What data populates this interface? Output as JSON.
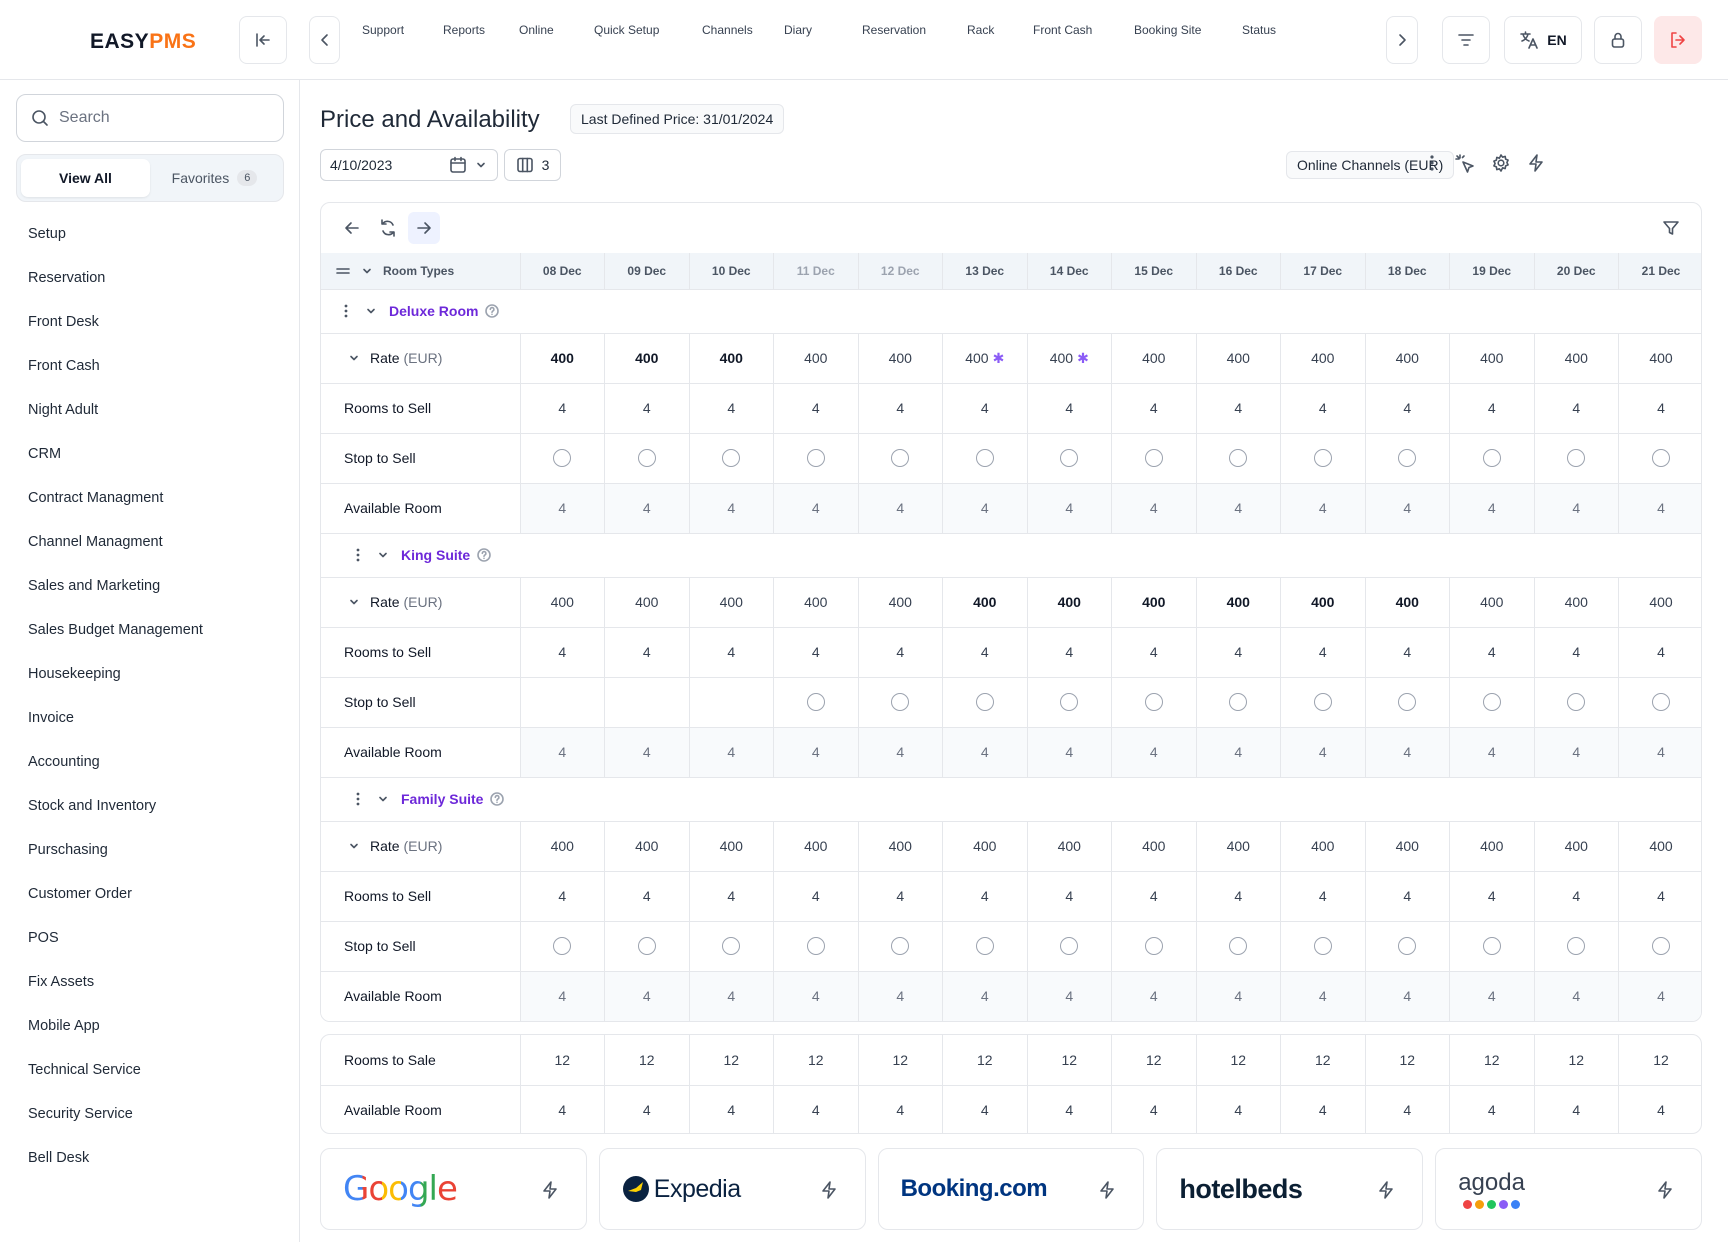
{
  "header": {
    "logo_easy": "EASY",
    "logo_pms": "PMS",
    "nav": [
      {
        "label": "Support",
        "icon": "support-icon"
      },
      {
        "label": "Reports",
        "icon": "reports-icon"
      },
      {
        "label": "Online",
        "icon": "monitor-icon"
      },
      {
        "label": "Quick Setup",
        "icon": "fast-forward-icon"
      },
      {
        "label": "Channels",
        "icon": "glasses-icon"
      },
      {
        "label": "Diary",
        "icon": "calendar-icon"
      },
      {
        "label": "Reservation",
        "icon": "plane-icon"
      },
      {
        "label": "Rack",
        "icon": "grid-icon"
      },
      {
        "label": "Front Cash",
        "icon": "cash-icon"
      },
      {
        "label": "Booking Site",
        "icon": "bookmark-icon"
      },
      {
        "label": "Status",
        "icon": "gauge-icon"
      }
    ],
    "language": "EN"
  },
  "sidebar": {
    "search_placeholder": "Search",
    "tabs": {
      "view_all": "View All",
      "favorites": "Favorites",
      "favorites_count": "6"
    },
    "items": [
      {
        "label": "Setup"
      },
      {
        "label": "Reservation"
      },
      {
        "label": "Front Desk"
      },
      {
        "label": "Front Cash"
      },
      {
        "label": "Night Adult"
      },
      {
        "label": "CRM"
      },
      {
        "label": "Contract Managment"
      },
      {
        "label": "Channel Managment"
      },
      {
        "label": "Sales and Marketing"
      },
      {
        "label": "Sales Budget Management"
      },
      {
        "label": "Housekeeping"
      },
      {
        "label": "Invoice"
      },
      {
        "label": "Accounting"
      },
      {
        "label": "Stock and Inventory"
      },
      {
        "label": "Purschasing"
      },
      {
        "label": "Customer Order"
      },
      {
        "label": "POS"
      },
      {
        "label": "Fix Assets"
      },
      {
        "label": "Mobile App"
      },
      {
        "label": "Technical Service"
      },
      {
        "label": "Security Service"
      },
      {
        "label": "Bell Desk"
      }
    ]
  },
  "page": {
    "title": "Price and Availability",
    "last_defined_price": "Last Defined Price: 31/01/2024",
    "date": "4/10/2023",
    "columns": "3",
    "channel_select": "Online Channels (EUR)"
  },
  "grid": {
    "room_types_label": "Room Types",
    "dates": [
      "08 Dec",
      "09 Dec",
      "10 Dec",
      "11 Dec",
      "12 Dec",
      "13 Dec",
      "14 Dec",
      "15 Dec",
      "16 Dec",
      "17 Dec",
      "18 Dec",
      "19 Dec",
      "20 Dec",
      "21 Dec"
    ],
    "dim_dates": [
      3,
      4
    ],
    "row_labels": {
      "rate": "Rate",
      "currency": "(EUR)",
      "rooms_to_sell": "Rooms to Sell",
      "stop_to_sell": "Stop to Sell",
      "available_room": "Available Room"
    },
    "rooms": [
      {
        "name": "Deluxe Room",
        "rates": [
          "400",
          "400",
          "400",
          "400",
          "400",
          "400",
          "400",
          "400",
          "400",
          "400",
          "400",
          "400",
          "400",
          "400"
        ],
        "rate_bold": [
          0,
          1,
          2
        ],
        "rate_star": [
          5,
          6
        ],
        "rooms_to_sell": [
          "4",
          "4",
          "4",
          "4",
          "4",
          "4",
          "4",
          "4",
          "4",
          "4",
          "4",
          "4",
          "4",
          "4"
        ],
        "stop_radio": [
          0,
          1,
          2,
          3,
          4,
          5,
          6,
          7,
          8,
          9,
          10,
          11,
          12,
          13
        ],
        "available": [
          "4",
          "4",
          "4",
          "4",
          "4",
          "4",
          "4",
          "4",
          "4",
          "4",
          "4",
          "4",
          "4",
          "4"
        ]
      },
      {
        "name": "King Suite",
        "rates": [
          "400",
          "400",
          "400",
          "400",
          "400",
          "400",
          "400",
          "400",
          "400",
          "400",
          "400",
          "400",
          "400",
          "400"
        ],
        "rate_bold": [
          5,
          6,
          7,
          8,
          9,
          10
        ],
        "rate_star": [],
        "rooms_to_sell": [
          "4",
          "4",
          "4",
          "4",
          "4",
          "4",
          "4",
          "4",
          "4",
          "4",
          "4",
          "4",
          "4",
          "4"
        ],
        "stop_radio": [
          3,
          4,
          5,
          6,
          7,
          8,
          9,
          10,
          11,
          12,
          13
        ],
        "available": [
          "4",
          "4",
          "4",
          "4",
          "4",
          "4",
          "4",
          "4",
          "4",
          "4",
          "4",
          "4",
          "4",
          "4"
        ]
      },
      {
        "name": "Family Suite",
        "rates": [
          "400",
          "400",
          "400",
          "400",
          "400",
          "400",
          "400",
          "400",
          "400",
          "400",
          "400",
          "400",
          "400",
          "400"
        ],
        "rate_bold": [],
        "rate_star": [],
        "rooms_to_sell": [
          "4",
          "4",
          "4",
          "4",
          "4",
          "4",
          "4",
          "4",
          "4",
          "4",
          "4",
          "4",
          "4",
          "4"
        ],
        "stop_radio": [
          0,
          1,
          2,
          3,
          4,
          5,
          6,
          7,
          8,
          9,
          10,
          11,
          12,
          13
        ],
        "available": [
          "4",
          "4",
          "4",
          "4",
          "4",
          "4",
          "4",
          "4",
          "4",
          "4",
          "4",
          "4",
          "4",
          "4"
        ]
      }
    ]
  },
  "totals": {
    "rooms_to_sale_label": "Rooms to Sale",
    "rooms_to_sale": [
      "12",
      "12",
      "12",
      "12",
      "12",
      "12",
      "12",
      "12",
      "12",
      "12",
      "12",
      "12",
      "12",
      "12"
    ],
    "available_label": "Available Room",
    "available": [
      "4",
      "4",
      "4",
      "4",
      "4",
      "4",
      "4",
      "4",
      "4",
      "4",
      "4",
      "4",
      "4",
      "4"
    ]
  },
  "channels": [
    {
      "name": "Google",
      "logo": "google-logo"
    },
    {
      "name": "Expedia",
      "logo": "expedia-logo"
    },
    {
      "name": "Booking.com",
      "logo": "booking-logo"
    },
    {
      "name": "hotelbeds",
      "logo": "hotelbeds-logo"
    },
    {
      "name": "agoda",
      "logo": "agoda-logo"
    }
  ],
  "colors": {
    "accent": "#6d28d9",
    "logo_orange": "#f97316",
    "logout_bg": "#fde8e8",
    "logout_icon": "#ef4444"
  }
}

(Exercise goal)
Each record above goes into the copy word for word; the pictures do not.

(Worked solution)
What data populates this interface? Output as JSON.
{
  "header": {
    "logo_easy": "EASY",
    "logo_pms": "PMS",
    "nav": [
      {
        "label": "Support",
        "icon": "support-icon"
      },
      {
        "label": "Reports",
        "icon": "reports-icon"
      },
      {
        "label": "Online",
        "icon": "monitor-icon"
      },
      {
        "label": "Quick Setup",
        "icon": "fast-forward-icon"
      },
      {
        "label": "Channels",
        "icon": "glasses-icon"
      },
      {
        "label": "Diary",
        "icon": "calendar-icon"
      },
      {
        "label": "Reservation",
        "icon": "plane-icon"
      },
      {
        "label": "Rack",
        "icon": "grid-icon"
      },
      {
        "label": "Front Cash",
        "icon": "cash-icon"
      },
      {
        "label": "Booking Site",
        "icon": "bookmark-icon"
      },
      {
        "label": "Status",
        "icon": "gauge-icon"
      }
    ],
    "language": "EN"
  },
  "sidebar": {
    "search_placeholder": "Search",
    "tabs": {
      "view_all": "View All",
      "favorites": "Favorites",
      "favorites_count": "6"
    },
    "items": [
      {
        "label": "Setup"
      },
      {
        "label": "Reservation"
      },
      {
        "label": "Front Desk"
      },
      {
        "label": "Front Cash"
      },
      {
        "label": "Night Adult"
      },
      {
        "label": "CRM"
      },
      {
        "label": "Contract Managment"
      },
      {
        "label": "Channel Managment"
      },
      {
        "label": "Sales and Marketing"
      },
      {
        "label": "Sales Budget Management"
      },
      {
        "label": "Housekeeping"
      },
      {
        "label": "Invoice"
      },
      {
        "label": "Accounting"
      },
      {
        "label": "Stock and Inventory"
      },
      {
        "label": "Purschasing"
      },
      {
        "label": "Customer Order"
      },
      {
        "label": "POS"
      },
      {
        "label": "Fix Assets"
      },
      {
        "label": "Mobile App"
      },
      {
        "label": "Technical Service"
      },
      {
        "label": "Security Service"
      },
      {
        "label": "Bell Desk"
      }
    ]
  },
  "page": {
    "title": "Price and Availability",
    "last_defined_price": "Last Defined Price: 31/01/2024",
    "date": "4/10/2023",
    "columns": "3",
    "channel_select": "Online Channels (EUR)"
  },
  "grid": {
    "room_types_label": "Room Types",
    "dates": [
      "08 Dec",
      "09 Dec",
      "10 Dec",
      "11 Dec",
      "12 Dec",
      "13 Dec",
      "14 Dec",
      "15 Dec",
      "16 Dec",
      "17 Dec",
      "18 Dec",
      "19 Dec",
      "20 Dec",
      "21 Dec"
    ],
    "dim_dates": [
      3,
      4
    ],
    "row_labels": {
      "rate": "Rate",
      "currency": "(EUR)",
      "rooms_to_sell": "Rooms to Sell",
      "stop_to_sell": "Stop to Sell",
      "available_room": "Available Room"
    },
    "rooms": [
      {
        "name": "Deluxe Room",
        "rates": [
          "400",
          "400",
          "400",
          "400",
          "400",
          "400",
          "400",
          "400",
          "400",
          "400",
          "400",
          "400",
          "400",
          "400"
        ],
        "rate_bold": [
          0,
          1,
          2
        ],
        "rate_star": [
          5,
          6
        ],
        "rooms_to_sell": [
          "4",
          "4",
          "4",
          "4",
          "4",
          "4",
          "4",
          "4",
          "4",
          "4",
          "4",
          "4",
          "4",
          "4"
        ],
        "stop_radio": [
          0,
          1,
          2,
          3,
          4,
          5,
          6,
          7,
          8,
          9,
          10,
          11,
          12,
          13
        ],
        "available": [
          "4",
          "4",
          "4",
          "4",
          "4",
          "4",
          "4",
          "4",
          "4",
          "4",
          "4",
          "4",
          "4",
          "4"
        ]
      },
      {
        "name": "King Suite",
        "rates": [
          "400",
          "400",
          "400",
          "400",
          "400",
          "400",
          "400",
          "400",
          "400",
          "400",
          "400",
          "400",
          "400",
          "400"
        ],
        "rate_bold": [
          5,
          6,
          7,
          8,
          9,
          10
        ],
        "rate_star": [],
        "rooms_to_sell": [
          "4",
          "4",
          "4",
          "4",
          "4",
          "4",
          "4",
          "4",
          "4",
          "4",
          "4",
          "4",
          "4",
          "4"
        ],
        "stop_radio": [
          3,
          4,
          5,
          6,
          7,
          8,
          9,
          10,
          11,
          12,
          13
        ],
        "available": [
          "4",
          "4",
          "4",
          "4",
          "4",
          "4",
          "4",
          "4",
          "4",
          "4",
          "4",
          "4",
          "4",
          "4"
        ]
      },
      {
        "name": "Family Suite",
        "rates": [
          "400",
          "400",
          "400",
          "400",
          "400",
          "400",
          "400",
          "400",
          "400",
          "400",
          "400",
          "400",
          "400",
          "400"
        ],
        "rate_bold": [],
        "rate_star": [],
        "rooms_to_sell": [
          "4",
          "4",
          "4",
          "4",
          "4",
          "4",
          "4",
          "4",
          "4",
          "4",
          "4",
          "4",
          "4",
          "4"
        ],
        "stop_radio": [
          0,
          1,
          2,
          3,
          4,
          5,
          6,
          7,
          8,
          9,
          10,
          11,
          12,
          13
        ],
        "available": [
          "4",
          "4",
          "4",
          "4",
          "4",
          "4",
          "4",
          "4",
          "4",
          "4",
          "4",
          "4",
          "4",
          "4"
        ]
      }
    ]
  },
  "totals": {
    "rooms_to_sale_label": "Rooms to Sale",
    "rooms_to_sale": [
      "12",
      "12",
      "12",
      "12",
      "12",
      "12",
      "12",
      "12",
      "12",
      "12",
      "12",
      "12",
      "12",
      "12"
    ],
    "available_label": "Available Room",
    "available": [
      "4",
      "4",
      "4",
      "4",
      "4",
      "4",
      "4",
      "4",
      "4",
      "4",
      "4",
      "4",
      "4",
      "4"
    ]
  },
  "channels": [
    {
      "name": "Google",
      "logo": "google-logo"
    },
    {
      "name": "Expedia",
      "logo": "expedia-logo"
    },
    {
      "name": "Booking.com",
      "logo": "booking-logo"
    },
    {
      "name": "hotelbeds",
      "logo": "hotelbeds-logo"
    },
    {
      "name": "agoda",
      "logo": "agoda-logo"
    }
  ],
  "colors": {
    "accent": "#6d28d9",
    "logo_orange": "#f97316",
    "logout_bg": "#fde8e8",
    "logout_icon": "#ef4444"
  }
}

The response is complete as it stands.